Skip to Main Content


Pin it
  • The 2003 Leonid Meteor Shower

    Oct. 10, 2003

    An unusual double Leonid meteor shower is going to peak next month over parts of Asia and North America.

  • The Strange Physicsof Foam

    June 9, 2003

    What's made mostly of gas, a dash of liquid, and acts like a springy solid? Foams. Foams are so common we seldom appreciate how strange they are. Scientists are designing an experiment for the International Space Stationto investigate the puzzling Physicsof these everyday substances.

  • Hurricane Isabel: The View from Space

    Sept. 18, 2003

    High above Earth, NASA satellites have taken some remarkable pictures of Hurricane Isabel's landfall.

  • Saturn Rings in the New Year

    Dec. 12, 2003

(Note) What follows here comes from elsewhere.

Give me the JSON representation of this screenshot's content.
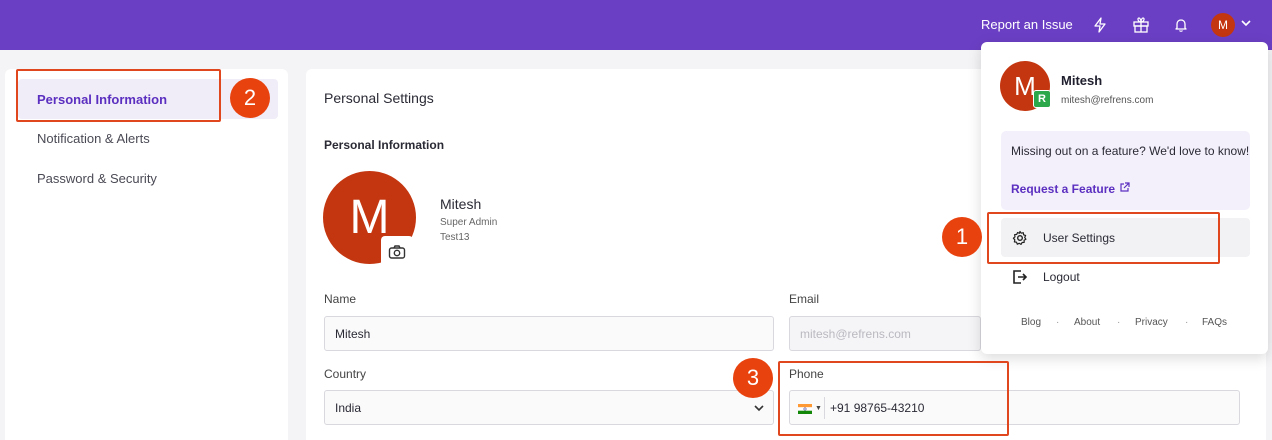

    Earth is approaching Saturn for our closest encounter with the ringed planet in decades. The best time to look: when the clock strikes midnight on New Year's Eve.

  • DNA Biosentinels

    Oct. 7, 2003

    A NASA-supported researcher is learning how to snag strands of DNA and examine them one by one under a microscope.

  • Instant Glider--Just Add Light.

    May 2, 2003

    This weekend university students will test an innovative concept for Mars Explorationwhen they loft a glider with inflatable wings to the edge of space 100,000 ft above Earth.

  • near-Earth Supernovas

    Jan. 6, 2003

    A new NASA mission named "CHIPS" will soon leave Earth to study the remains of some uncomfortably close supernova explosions.

  • It's a Supernova!

    April 10, 2003

    On March 29, 2003, in the constellation Leo, something exploded--bright enough to see through small telescopes in brightly-lit cities. Astronomers say it provides the long-sought link between supernovas and mysterious gamma ray bursts.

  • Lunar Eclipse

    May 12, 2003

    Later this week, millions of sky watchers can step outside and see the first Lunar Eclipseof 2003.

  • Cracks in Earth's Magnetic Shield

    Dec. 3, 2003

    California-sized cracks in our planet's magnetic field can remain open for hours, allowing the solar wind to gush through and power stormy space weather.